A number of Malays have emigrated from Singapore to countries like Australia, to become very successful in their professions or business. They have embraced their Malay identities and played major roles in organizing local Malay communities in their adopted countries, as great loss for Singapore.
The feelings about these issues are best summed up by Singaporean poet Alfian Sa’at’s words:
“Singapore you are not my country”:
“Your words are like walls on which truth is graffiti
This has become an island of walls
Asylum walls, factory walls, school walls, the walls of the midnight Istana.”
A request to the minister Masagos and his press secretary for an interview has gone unanswered.

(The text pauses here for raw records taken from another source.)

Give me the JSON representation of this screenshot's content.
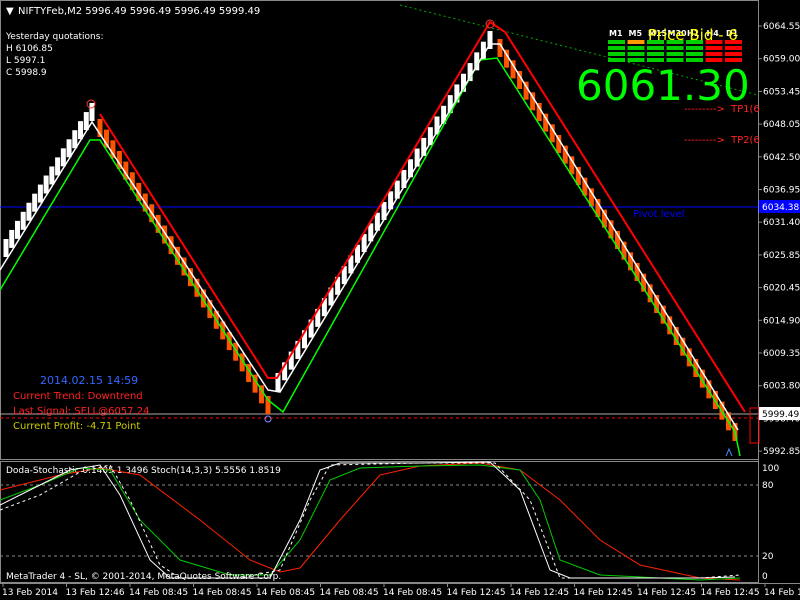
{
  "header": {
    "symbol_line": "NIFTYFeb,M2  5996.49 5996.49 5996.49 5999.49"
  },
  "yesterday": {
    "title": "Yesterday quotations:",
    "high": "H 6106.85",
    "low": "L 5997.1",
    "close": "C 5998.9"
  },
  "info": {
    "datetime": "2014.02.15 14:59",
    "trend": "Current Trend: Downtrend",
    "signal": "Last Signal: SELL@6057.24",
    "profit": "Current Profit: -4.71 Point"
  },
  "price_display": {
    "bid_label": "Price Bid - 6",
    "bid_value": "6061.30",
    "tp1": "TP1(6",
    "tp2": "TP2(6",
    "pivot_label": "Pivot level",
    "pivot_value": "6034.38"
  },
  "timeframes": [
    {
      "label": "M1",
      "bars": [
        "#00d000",
        "#00d000",
        "#00d000",
        "#00d000"
      ]
    },
    {
      "label": "M5",
      "bars": [
        "#ff9900",
        "#00d000",
        "#00d000",
        "#00d000"
      ]
    },
    {
      "label": "M15",
      "bars": [
        "#00d000",
        "#00d000",
        "#00d000",
        "#00d000"
      ]
    },
    {
      "label": "M30",
      "bars": [
        "#00d000",
        "#00d000",
        "#00d000",
        "#00d000"
      ]
    },
    {
      "label": "H1",
      "bars": [
        "#00d000",
        "#00d000",
        "#00d000",
        "#00d000"
      ]
    },
    {
      "label": "H4",
      "bars": [
        "#ff0000",
        "#ff0000",
        "#ff0000",
        "#ff0000"
      ]
    },
    {
      "label": "D1",
      "bars": [
        "#ff0000",
        "#ff0000",
        "#ff0000",
        "#ff0000"
      ]
    }
  ],
  "price_axis": {
    "ticks": [
      "6064.55",
      "6059.00",
      "6053.45",
      "6048.05",
      "6042.50",
      "6036.95",
      "6031.40",
      "6025.85",
      "6020.45",
      "6014.90",
      "6009.35",
      "6003.80",
      "5998.40",
      "5992.85"
    ],
    "current_price": "5999.49",
    "pivot_price": "6034.38"
  },
  "indicator": {
    "title": "Doda-Stochastic 0.1405 1.3496  Stoch(14,3,3) 5.5556 1.8519",
    "levels": [
      "100",
      "80",
      "20",
      "0"
    ],
    "copyright": "MetaTrader 4 - SL, © 2001-2014, MetaQuotes Software Corp."
  },
  "time_axis": {
    "labels": [
      "13 Feb 2014",
      "13 Feb 12:46",
      "14 Feb 08:45",
      "14 Feb 08:45",
      "14 Feb 08:45",
      "14 Feb 08:45",
      "14 Feb 08:45",
      "14 Feb 12:45",
      "14 Feb 12:45",
      "14 Feb 12:45",
      "14 Feb 12:45",
      "14 Feb 12:45",
      "14 Feb 12:45"
    ]
  },
  "colors": {
    "bull": "#ffffff",
    "bear": "#ff5500",
    "support": "#00ff00",
    "resistance": "#ff0000",
    "pivot": "#0000ff",
    "info_blue": "#3366ff",
    "info_red": "#ff2222",
    "profit": "#cccc00"
  }
}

Lee Hsien Loong as deputy prime minister said back in 2000 that “There is no policy too sensitive to question, and no subject so taboo that you cannot even mention it.” There are many who want to discuss the Malay quandary in Singapore, but fear to do so.
(The views expressed are those of the contributor and do not necessarily reflect the views of Rebuilding Malaysia.)
This article was first published in Asia Sentinel on 29 June
Murray Hunter is a retired professor, and professional runner, who spent the last 30 years in South East Asia, as an entrepreneur, consultant, academic, author and researcher, whose speciality is in community development and biotechnology.